The third type of forgiveness is what I call “The God Way.” When you are no longer willing or able to swallow everything, and when you cannot get an authentic apology, you go The God Way. Here, you honor all of the hurt, and you accept that you cannot change your story—you can only use your story. This is why many famous people who have been hurt emotionally can often be so helpful to others, because they use their story by channeling the injustice and anger they feel in order to change history! The God Way allows you to forgive without the participation of anyone else. You surrender and, metaphorically, hand over your sword to God.
Perhaps you are one of those rare people in today’s world who is obsessed with fairness—but, try as you might to be fair, the unfairness of a situation compels you to hang on to anger. Consider that fairness is not in God’s DNA. For example, God allowed disease into the world almost from Day One. That said, it is very important to note that God has never given cancer or disease to anyone. And is it fair that I have seen saints suffer horrible deaths after clinging to life for months on a respirator, while sinners who have never spent a moment in church or prayer live through cancer and return to day-to-day life as healthy as ever?
We know that God isn’t sitting somewhere in the sky playing chess with our lives. (He would have to have shoes and knees—and fingers to move the chess pieces!) I believe God gave free will to the world—and people without a conscience will always hurt people who act fairly and honestly. But unfairness and dishonesty isn’t in God’s DNA either! God’s DNA includes karma, justice, and righteousness. God set the laws of being; people hurt themselves. Remember that if you touch an open wire you may hurt or even kill yourself. If you hurt enough people, by God’s laws you will eventually destroy yourself. God doesn’t force you to hurt yourself or to hurt others; we all do what we do on our own.
I have heard people who have been treated shabbily say, “Why is it that the person who hurt me seems to have such a good life and I always seem to struggle?” I always answer: “The movie isn’t over. Just stay tuned.” Good will come to those who are kind and honest through life. For those who are unkind and dishonest: You will eventually end in a shipwreck. It is simply the Law of Being.
Remember, too, that we are told in the Bible that God wove us in the womb, made us human, and knows us by name. I believe that to be true and I also believe that God placed in each of us some legitimate dreams, hopes, and aspirations with which we come into the world. I have never met anyone who came into the world dreaming of being poor or ugly. No one looks at a baby and sees a drug addict or a serial killer. We see our babies attending Harvard or accomplishing greatness. We never expect to bury our children or to be betrayed by our parents. We say our wedding vows and we mean them; no one marries to get divorced. And yet: sometimes we satisfy our dreams—and sometimes we don’t.

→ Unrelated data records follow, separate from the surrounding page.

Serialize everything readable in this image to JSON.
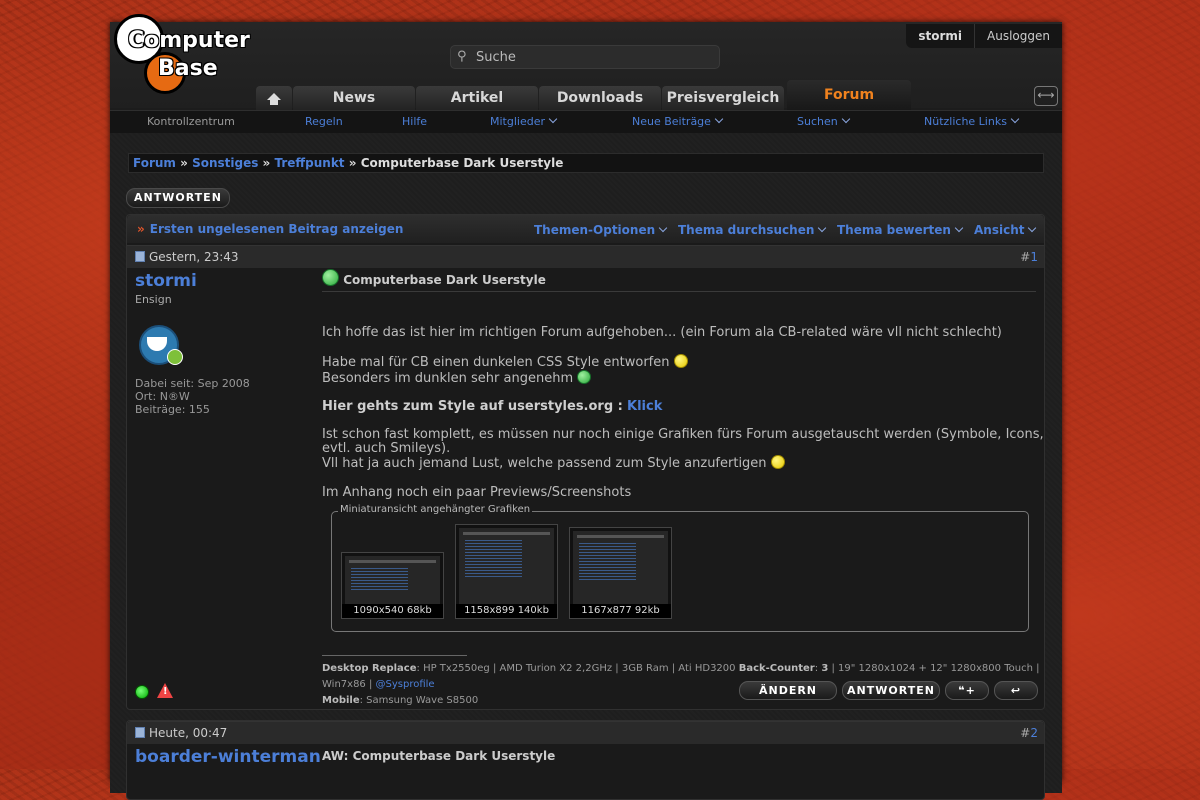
{
  "header": {
    "logo_line1": "Computer",
    "logo_line2": "Base",
    "search_placeholder": "Suche",
    "username": "stormi",
    "logout": "Ausloggen",
    "tabs": [
      "News",
      "Artikel",
      "Downloads",
      "Preisvergleich",
      "Forum"
    ],
    "active_tab": "Forum"
  },
  "subnav": [
    "Kontrollzentrum",
    "Regeln",
    "Hilfe",
    "Mitglieder",
    "Neue Beiträge",
    "Suchen",
    "Nützliche Links"
  ],
  "breadcrumb": {
    "items": [
      "Forum",
      "Sonstiges",
      "Treffpunkt"
    ],
    "sep": "»",
    "current": "Computerbase Dark Userstyle"
  },
  "reply_button": "ANTWORTEN",
  "thread_bar": {
    "first_unread": "Ersten ungelesenen Beitrag anzeigen",
    "options": [
      "Themen-Optionen",
      "Thema durchsuchen",
      "Thema bewerten",
      "Ansicht"
    ]
  },
  "post1": {
    "date": "Gestern, 23:43",
    "hash": "#",
    "number": "1",
    "author": "stormi",
    "rank": "Ensign",
    "joined": "Dabei seit: Sep 2008",
    "location": "Ort: N®W",
    "posts": "Beiträge: 155",
    "title": "Computerbase Dark Userstyle",
    "p1": "Ich hoffe das ist hier im richtigen Forum aufgehoben... (ein Forum ala CB-related wäre vll nicht schlecht)",
    "p2a": "Habe mal für CB einen dunkelen CSS Style entworfen",
    "p2b": "Besonders im dunklen sehr angenehm",
    "p3_bold": "Hier gehts zum Style auf userstyles.org :",
    "p3_link": "Klick",
    "p4a": "Ist schon fast komplett, es müssen nur noch einige Grafiken fürs Forum ausgetauscht werden (Symbole, Icons,",
    "p4b": "evtl. auch Smileys).",
    "p4c": "Vll hat ja auch jemand Lust, welche passend zum Style anzufertigen",
    "p5": "Im Anhang noch ein paar Previews/Screenshots",
    "attach_legend": "Miniaturansicht angehängter Grafiken",
    "thumbs": [
      "1090x540 68kb",
      "1158x899 140kb",
      "1167x877 92kb"
    ],
    "sig_label1": "Desktop Replace",
    "sig_text1": ": HP Tx2550eg | AMD Turion X2 2,2GHz | 3GB Ram | Ati HD3200 ",
    "sig_label2": "Back-Counter",
    "sig_text2": ": ",
    "sig_count": "3",
    "sig_text3": " | 19\" 1280x1024 + 12\" 1280x800 Touch | Win7x86 | ",
    "sig_link": "@Sysprofile",
    "sig_label3": "Mobile",
    "sig_text4": ": Samsung Wave S8500",
    "btn_edit": "ÄNDERN",
    "btn_reply": "ANTWORTEN",
    "btn_quote": "❝+",
    "btn_back": "↩"
  },
  "post2": {
    "date": "Heute, 00:47",
    "hash": "#",
    "number": "2",
    "author": "boarder-winterman",
    "title": "AW: Computerbase Dark Userstyle"
  },
  "colors": {
    "link": "#4c7fd8",
    "active_tab": "#f0821e",
    "background_red": "#9e2a14"
  }
}
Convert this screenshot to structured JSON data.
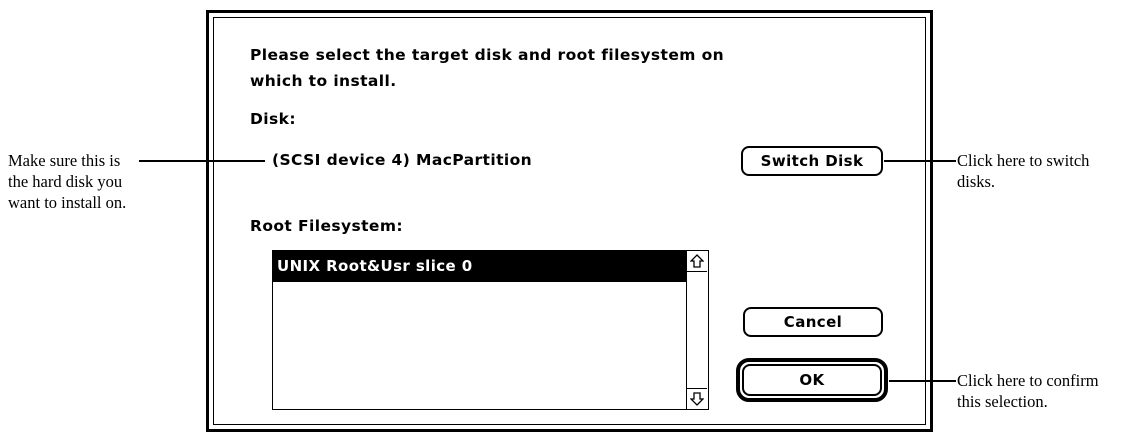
{
  "dialog": {
    "prompt_line1": "Please select the target disk and root filesystem on",
    "prompt_line2": "which to install.",
    "disk_label": "Disk:",
    "disk_value": "(SCSI device 4) MacPartition",
    "switch_disk_label": "Switch Disk",
    "root_fs_label": "Root Filesystem:",
    "filesystems": [
      "UNIX Root&Usr slice 0"
    ],
    "selected_filesystem_index": 0,
    "cancel_label": "Cancel",
    "ok_label": "OK"
  },
  "annotations": {
    "left": [
      "Make sure this is",
      "the hard disk you",
      "want to install on."
    ],
    "switch": [
      "Click here to switch",
      "disks."
    ],
    "ok": [
      "Click here to confirm",
      "this selection."
    ]
  },
  "icons": {
    "scroll_up": "up-arrow-icon",
    "scroll_down": "down-arrow-icon"
  }
}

When hope is dashed or our dreams don’t come true, we must forgive. If we don’t forgive, sadness and disappointment stays with you and holds you back from new hopes and dreams. We all need new dreams—but you must let go of the old dreams in order to be renewed.
It is my hope that everyone can pardon the past and learn that when something is over, such as a marriage or a relationship, it is really over. You did the best you could at the time—there is no right or wrong, good or bad. All we have is the here and now—and we must embrace this time.
Bobby Drinnon receives no compensation for his on-going series in Cityview. It is his hope that readers will find something in these articles to help bring them peace.